* [Exercise]:
Lines that include "index" make up the answer; copy all of them from the data below.
Excerpted data below:
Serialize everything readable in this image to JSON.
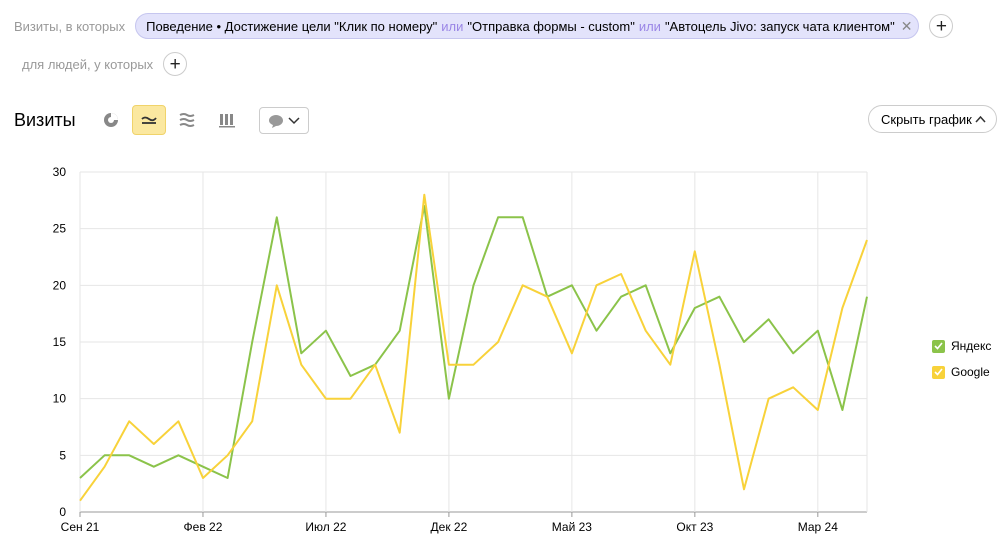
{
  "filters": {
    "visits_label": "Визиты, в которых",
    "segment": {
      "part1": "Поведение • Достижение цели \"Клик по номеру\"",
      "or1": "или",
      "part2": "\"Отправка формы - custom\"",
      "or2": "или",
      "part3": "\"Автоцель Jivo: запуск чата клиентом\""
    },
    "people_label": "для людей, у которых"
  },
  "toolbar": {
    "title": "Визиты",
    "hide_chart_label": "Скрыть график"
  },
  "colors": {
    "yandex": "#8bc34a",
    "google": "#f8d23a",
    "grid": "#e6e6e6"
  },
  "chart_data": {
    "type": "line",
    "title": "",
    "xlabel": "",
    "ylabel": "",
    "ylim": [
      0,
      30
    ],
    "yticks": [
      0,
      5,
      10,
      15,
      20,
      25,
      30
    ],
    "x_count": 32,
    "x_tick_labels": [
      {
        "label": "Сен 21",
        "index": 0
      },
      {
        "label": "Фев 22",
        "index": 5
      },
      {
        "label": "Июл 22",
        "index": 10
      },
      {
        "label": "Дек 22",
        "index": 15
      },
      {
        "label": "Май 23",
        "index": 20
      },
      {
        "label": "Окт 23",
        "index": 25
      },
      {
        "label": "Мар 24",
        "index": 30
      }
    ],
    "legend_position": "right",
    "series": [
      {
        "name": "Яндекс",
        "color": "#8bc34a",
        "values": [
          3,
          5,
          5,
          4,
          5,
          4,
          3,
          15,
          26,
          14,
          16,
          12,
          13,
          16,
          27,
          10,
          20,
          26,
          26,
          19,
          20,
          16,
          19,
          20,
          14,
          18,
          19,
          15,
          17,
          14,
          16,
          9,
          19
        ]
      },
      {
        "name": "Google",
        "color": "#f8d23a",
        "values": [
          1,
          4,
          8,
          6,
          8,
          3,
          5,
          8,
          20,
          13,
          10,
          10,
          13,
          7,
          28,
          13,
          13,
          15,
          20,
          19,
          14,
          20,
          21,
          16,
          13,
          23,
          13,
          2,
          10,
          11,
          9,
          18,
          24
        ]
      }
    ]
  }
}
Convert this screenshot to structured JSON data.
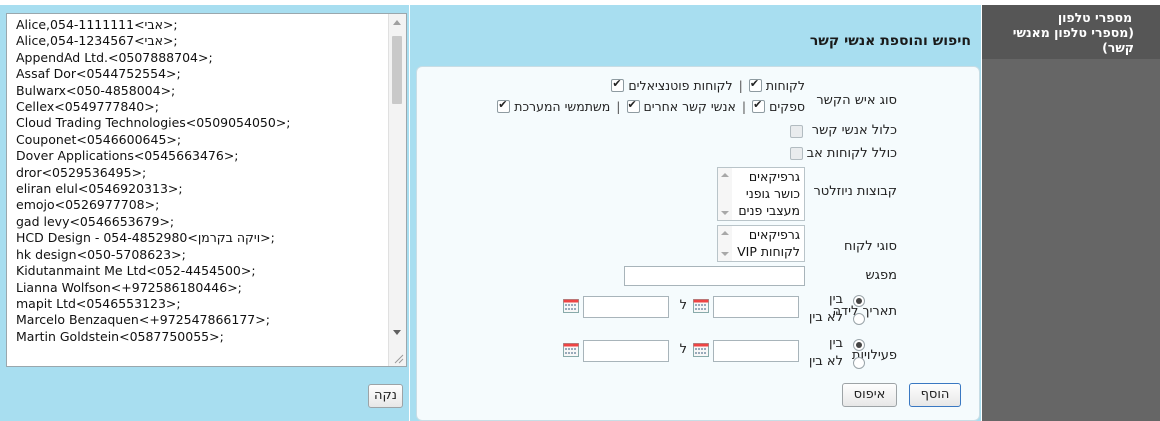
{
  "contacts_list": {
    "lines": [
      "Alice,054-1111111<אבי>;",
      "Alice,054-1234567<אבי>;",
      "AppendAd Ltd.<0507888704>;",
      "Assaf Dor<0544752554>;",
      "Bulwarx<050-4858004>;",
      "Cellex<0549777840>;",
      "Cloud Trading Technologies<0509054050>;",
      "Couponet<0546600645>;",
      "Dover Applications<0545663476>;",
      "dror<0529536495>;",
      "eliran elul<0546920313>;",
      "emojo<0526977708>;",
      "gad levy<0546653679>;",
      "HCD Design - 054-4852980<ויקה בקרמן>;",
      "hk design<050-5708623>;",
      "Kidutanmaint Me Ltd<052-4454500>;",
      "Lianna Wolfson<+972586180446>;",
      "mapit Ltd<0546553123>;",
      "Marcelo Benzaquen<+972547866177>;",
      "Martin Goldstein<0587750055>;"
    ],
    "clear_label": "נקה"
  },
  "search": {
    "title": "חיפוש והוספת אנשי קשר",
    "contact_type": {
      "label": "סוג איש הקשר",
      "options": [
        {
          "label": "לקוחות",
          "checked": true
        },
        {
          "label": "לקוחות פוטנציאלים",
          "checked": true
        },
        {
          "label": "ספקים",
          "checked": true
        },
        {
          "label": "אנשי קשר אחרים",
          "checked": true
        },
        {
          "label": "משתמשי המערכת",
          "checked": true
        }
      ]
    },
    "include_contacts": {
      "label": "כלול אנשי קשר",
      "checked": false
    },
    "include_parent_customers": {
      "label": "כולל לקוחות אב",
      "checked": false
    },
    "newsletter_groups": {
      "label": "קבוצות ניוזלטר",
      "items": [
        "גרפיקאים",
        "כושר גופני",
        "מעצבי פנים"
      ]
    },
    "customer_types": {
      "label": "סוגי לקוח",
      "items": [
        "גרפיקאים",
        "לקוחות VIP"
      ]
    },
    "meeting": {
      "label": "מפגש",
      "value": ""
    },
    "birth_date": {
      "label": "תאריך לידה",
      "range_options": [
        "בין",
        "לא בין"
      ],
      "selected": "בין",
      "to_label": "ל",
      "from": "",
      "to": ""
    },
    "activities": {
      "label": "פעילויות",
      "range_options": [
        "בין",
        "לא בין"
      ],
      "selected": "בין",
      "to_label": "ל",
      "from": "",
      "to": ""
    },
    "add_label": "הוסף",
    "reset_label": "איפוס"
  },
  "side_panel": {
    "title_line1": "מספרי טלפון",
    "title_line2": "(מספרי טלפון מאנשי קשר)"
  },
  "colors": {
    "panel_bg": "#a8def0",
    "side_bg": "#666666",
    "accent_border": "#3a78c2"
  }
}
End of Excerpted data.
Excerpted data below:
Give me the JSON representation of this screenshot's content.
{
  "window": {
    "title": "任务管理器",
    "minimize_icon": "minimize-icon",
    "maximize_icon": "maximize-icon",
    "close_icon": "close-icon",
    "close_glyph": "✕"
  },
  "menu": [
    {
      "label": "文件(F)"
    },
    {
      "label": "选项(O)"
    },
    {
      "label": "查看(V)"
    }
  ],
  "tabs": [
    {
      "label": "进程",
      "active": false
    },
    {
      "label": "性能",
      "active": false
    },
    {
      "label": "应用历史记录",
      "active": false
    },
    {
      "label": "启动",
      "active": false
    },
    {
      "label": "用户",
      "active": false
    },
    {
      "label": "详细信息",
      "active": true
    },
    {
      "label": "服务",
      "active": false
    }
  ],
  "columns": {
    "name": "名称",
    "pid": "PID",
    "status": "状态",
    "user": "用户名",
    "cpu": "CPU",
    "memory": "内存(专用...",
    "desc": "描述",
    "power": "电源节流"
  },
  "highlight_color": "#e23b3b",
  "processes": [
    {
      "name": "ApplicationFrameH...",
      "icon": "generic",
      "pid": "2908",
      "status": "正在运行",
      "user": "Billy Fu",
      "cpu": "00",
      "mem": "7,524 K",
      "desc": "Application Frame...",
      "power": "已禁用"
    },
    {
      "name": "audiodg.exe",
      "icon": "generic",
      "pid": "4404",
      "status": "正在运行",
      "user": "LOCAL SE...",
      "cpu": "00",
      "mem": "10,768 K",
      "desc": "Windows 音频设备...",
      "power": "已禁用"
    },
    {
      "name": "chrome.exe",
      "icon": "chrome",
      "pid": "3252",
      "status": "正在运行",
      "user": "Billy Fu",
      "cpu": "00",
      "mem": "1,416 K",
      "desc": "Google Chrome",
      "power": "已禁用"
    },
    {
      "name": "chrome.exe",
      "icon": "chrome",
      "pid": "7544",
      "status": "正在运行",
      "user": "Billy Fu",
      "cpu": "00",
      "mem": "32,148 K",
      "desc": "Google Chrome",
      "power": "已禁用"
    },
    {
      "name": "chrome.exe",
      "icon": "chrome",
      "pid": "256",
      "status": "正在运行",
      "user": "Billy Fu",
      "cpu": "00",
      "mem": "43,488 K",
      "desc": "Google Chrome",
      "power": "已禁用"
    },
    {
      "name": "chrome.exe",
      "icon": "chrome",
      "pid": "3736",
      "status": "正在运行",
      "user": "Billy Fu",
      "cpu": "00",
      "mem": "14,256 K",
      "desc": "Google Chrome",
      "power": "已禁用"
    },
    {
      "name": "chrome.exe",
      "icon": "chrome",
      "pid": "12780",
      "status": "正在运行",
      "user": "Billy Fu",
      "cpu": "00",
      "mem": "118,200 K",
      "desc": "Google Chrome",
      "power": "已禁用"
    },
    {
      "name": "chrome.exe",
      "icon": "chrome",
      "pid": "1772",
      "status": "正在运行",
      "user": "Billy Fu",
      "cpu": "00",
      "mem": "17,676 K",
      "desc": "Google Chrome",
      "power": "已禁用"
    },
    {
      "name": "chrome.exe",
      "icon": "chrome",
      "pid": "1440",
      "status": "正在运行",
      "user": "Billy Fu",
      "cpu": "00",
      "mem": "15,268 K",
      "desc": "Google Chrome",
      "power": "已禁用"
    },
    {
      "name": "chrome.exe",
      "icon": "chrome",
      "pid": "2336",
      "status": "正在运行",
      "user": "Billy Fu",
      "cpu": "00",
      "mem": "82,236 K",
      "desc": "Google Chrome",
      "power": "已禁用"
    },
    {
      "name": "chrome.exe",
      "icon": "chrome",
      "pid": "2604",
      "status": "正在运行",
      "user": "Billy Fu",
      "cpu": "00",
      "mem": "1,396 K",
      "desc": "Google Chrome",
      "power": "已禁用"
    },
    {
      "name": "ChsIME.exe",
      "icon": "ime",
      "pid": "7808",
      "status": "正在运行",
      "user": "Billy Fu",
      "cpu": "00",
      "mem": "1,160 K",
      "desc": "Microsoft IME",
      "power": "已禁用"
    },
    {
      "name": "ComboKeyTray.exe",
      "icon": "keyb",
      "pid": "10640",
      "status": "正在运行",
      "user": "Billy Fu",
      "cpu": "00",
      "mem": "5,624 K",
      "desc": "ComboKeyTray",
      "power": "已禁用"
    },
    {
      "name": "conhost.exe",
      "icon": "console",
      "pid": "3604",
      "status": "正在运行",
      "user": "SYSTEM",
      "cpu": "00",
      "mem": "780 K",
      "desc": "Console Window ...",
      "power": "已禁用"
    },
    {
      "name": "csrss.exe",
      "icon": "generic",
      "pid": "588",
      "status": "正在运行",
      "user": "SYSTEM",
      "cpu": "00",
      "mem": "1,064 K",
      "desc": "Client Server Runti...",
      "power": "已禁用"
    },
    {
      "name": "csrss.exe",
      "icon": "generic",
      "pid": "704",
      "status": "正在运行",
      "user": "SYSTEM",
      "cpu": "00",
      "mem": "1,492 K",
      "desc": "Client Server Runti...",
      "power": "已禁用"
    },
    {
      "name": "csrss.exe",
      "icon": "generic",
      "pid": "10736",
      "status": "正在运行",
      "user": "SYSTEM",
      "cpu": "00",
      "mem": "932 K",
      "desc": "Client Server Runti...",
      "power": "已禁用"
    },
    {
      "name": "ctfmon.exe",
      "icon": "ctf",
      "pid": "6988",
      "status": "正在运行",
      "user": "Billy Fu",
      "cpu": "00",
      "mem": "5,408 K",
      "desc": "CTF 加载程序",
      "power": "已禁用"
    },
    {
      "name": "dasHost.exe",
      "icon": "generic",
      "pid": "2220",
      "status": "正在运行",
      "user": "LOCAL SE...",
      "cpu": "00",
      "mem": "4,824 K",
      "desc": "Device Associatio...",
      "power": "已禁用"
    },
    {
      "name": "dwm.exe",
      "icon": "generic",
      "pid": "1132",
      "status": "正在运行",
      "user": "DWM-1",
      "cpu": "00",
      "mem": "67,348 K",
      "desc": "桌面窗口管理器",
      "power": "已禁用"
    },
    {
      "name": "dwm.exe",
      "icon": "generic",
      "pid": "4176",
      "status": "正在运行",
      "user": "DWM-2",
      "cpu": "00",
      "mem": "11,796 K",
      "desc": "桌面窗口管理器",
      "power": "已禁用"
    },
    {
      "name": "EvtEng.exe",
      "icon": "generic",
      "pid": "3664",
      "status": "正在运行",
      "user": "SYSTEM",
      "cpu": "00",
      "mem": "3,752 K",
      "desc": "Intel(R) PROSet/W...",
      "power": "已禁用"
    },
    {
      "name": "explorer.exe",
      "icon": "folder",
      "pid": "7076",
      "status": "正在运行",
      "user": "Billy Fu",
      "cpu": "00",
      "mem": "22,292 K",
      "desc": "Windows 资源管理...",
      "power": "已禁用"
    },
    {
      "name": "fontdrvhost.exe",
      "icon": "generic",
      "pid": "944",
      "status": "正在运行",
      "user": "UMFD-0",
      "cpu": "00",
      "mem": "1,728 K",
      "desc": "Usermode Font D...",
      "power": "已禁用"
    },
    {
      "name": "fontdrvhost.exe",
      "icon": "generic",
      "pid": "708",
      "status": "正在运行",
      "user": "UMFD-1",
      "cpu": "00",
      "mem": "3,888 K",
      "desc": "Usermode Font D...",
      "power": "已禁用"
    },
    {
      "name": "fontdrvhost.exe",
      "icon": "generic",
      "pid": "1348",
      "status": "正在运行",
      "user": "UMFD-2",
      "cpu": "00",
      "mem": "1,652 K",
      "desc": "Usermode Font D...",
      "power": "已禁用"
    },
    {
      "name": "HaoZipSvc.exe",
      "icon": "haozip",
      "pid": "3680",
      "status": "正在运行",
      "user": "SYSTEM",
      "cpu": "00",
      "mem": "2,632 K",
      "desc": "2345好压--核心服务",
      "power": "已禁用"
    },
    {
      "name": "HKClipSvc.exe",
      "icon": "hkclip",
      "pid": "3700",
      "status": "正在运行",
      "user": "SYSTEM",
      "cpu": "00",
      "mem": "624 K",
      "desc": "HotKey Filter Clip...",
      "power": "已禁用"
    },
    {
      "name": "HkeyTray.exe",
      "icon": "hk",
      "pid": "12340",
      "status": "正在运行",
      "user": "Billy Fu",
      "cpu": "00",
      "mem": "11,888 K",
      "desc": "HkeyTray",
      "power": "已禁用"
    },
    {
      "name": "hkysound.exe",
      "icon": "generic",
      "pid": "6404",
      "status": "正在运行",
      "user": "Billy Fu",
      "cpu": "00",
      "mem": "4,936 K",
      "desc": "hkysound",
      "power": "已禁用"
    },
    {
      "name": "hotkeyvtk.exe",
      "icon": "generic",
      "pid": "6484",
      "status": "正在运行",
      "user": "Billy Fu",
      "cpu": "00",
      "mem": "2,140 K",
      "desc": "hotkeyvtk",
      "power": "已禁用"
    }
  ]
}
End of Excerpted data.
* [Output for this task]:
        "index": 0
        "index": 5
        "index": 10
        "index": 15
        "index": 20
        "index": 25
        "index": 30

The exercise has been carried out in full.